In the next two years, UW Health, the health system associated with the University of Wisconsin, will be the first medical institution worldwide to clinically treat cancer patients sitting upright with proton therapy, using the Marie particle therapy system. Designed by Leo Cancer Care, the solution utilizes a rotating chair to allow the patient to sit in front of the proton beam, instead of lying down, creating a more comfortable body stance.
This naturally positions the heart, lungs, and other organs to reduce unnecessary radiation exposure, while allowing for more precise targeting of tumors. It also creates direct eye-to-eye contact between the patient and care team. Additionally, the scanner requires less space to install and reduces total cost of ownership, compared to other proton therapy systems.
“The significant innovation from Leo Cancer Care is the capacity to have a robotic upright positioning chair with six degrees of freedom that enables the chair to execute the movements that are necessary, rather than swing a big gantry around a patient to deliver the conformal beam,” radiation oncologist Dr. Paul Harari, chair of the department of human oncology at the UW School of Medicine and Public Health, told HCB News.

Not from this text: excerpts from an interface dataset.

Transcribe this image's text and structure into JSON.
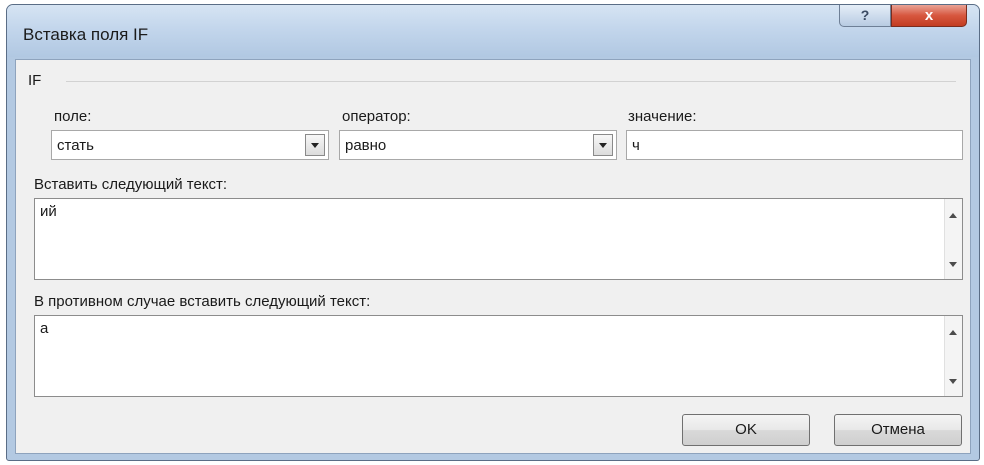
{
  "window": {
    "title": "Вставка поля IF",
    "help_glyph": "?",
    "close_glyph": "x"
  },
  "group": {
    "label": "IF"
  },
  "field": {
    "label": "поле:",
    "value": "стать"
  },
  "operator": {
    "label": "оператор:",
    "value": "равно"
  },
  "compare": {
    "label": "значение:",
    "value": "ч"
  },
  "insert_text": {
    "label": "Вставить следующий текст:",
    "value": "ий"
  },
  "else_text": {
    "label": "В противном случае вставить следующий текст:",
    "value": "а"
  },
  "buttons": {
    "ok": "OK",
    "cancel": "Отмена"
  }
}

Several innovations like this are underway to not just improve the efficiency of proton therapy but expand its reach, accessibility, and affordability. HCB News sat down with Harari and other experts in the field to discuss these advancements, and how they are facilitating a greater ability to deliver optimal outcomes to cancer patients.
New innovations out today
About 20 years ago, the cost of setting up a proton therapy system was around $150 million. Today, most centers are paying $40 to $50 million, according to Harari. One reason has been a shift away from more expensive, traditional multiroom systems, to newer, single-room vaults. The lower prices of these systems make building and the costs of infrastructure for a proton therapy facility more feasible, especially for smaller centers. These healthcare systems also usually have smaller volumes of cancer patients, which may justify investment in a single-room versus a multiroom system.
“The first- and second-generation proton centers were much more expensive. Several ended up going into bankruptcy because they couldn’t manage the business plan initially established. There is not nearly the same concern when dealing with just the single-room centers, which require fewer patients to be successful,” said Dr. Bradford Hoppe, medical director of particle therapy and professor of radiation oncology for Mayo Clinic Florida.